Of course, it’s not quite as simple as that. Words have a feel about them, and quite a personal feel too. I get into heavy metaphors to elaborate this point, but I’ll leave you to your own. The fact is though, and I think it is a fact, that the emotional power of individual words will vary from reader to reader, writer to writer, and speaker to speaker, and it will do that because most, if not all of the words we encounter in life, will will encounter, and will have encountered for the first time, in situations that are to greater or lesser extents emotionally charged. When we get the meaning of a word for the first time, even if we’ve looked it up in a dictionary, we will be getting it in a context, and that context will carry, or won’t carry, an emotional charge for us. My guess is that whatever the charge or lack of it, in that first meeting, will influence, not necessarily forever, our emotional understanding of, and reaction to the word.

When dealing with words in our own language(s) that will vary for each of us, but we will to some extent, perhaps, have an idea of what those variants might be; of what the words will mean to our fellow users of the language. When dealing with foreign words, I suspect, the variations will be there, but will largely be beyond our focus.

So my little test might be of use, but it might also mislead.

Well, you might ask, are the words the same? Is the word order the same? Watch this space (or rather, watch out for another one in a few days, and I’ll let you know!).


I’d spotted Giovanni Verga a few months before Christmas: he has three stories in Volume II of Hammerton’s The World’s Thousand Best Stories (and also the useful fact that they give only his date of birth, setting the timing of the publication before his death in 1922, a decade earlier than I’d previously guessed). I made sure his name went up the chimney, and in due course (i.e. Christmas morning) a sooty copy of the Penguin Classics edition of Cavalleria Rusticana and other stories came down among the ashes of the Christmas Eve fire.

Both the title story and two others are in Hammerton (The She Wolf and War of the Saints), which enables a comparison of the translations. Somewhere down the line I’ll try to get the originans and give them a whirl too – I’m three sessions into learning Italian, but even a comparison of different English versions can teach us something. The Penguin translator, G.H.McWilliams, makes a point, in his introduction, about the poor quality of earlier translations, citing schoolboy mistakes in D.H.Lawrence’s attempts. Lawrence had more than three sessions under his belt, and may have been better than Hemingway when it comes to Italian, but he wasn’t fluent, and certainly not in colloquial Sicilian! I have no idea who did the Hammerton translating. It’s something they rarely give, unless it gets a mention in the brief introductory paragraphs to each volume. It could, I suppose, be Lawrence!

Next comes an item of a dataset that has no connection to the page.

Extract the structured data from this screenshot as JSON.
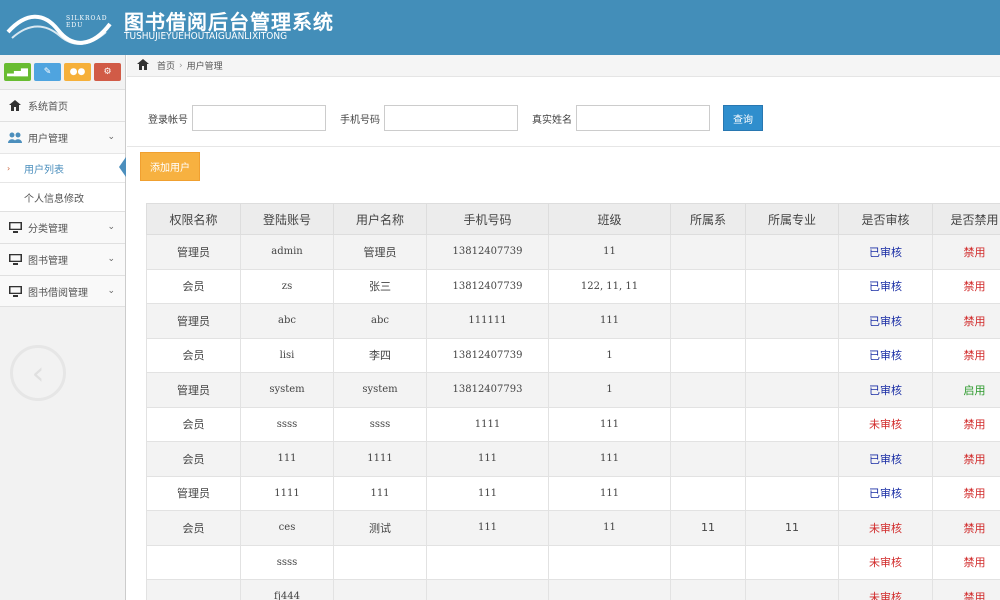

McWilliams’ translation is dated to 1999, which means that a lifetime of language has passed between it and the Hammerton versions. Within a single language, and especially one like English, that moves on, Hoovering up the bits and pieces of other language which it thinks might be useful, a lifetime of evolution moves a long way. Quoted in a paperback from thirty years ago, is the nun who wrote Over the Wall, the story of her escape from being a bride of Christ. Of all the changes in the world, she said, including cars and planes and radio, it was the changes to language that she found most striking. And was it not said, after the Berlin Wall came down, that the new generation of Poles coming to the UK, spoke a language quite different to those – around a million of them, I believe – who had stayed on, and preserved their language (and their liberty) at the end of World War Two.

Where I find the interest in this rests on the speculation that a translator of 1922, in trying to cast Verga’s direct and vernacular Italian, as spoken by his Sicilian peasants, into an English that would both be intelligent and seem colloquial to his readers would need to be quite different from one attempted nearly eighty years later for the readership of its own time.

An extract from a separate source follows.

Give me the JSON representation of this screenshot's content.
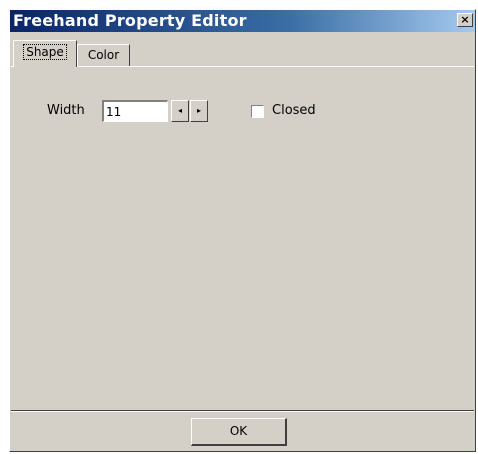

That there are differences becomes immediately apparent. What they signify, of course, might take some unravelling. The first sentence of The She-Wolf  is rendered, respectively, thus:


‘She was tall and lean: her breast alone revealed the firmness and vigour of the brunette type; and yet she was no longer a young woman.’ (1922)


‘She was dark haired, tall and lean, with firm, well-rounded breasts though she was no longer young, and she had a pale complexion, like someone forever in the grip of malaria.’ (1999)


You can safely bet that I am eager to get my hands on the original. In a form that depends so much on building with what has preceded, the context for what will follow, I want to know in what order Verga presented his images; and whether he used semi-colons or commas; and if that malaria reference was in his first, or second sentence. And what about the paragraphing, which I haven’t even looked at yet? And while we have the breasts, let’s consider whether that firmness belongs to them, as in the 1999 version, or to the ‘type’, as in the 1922, which to my mind, is a significant divergence.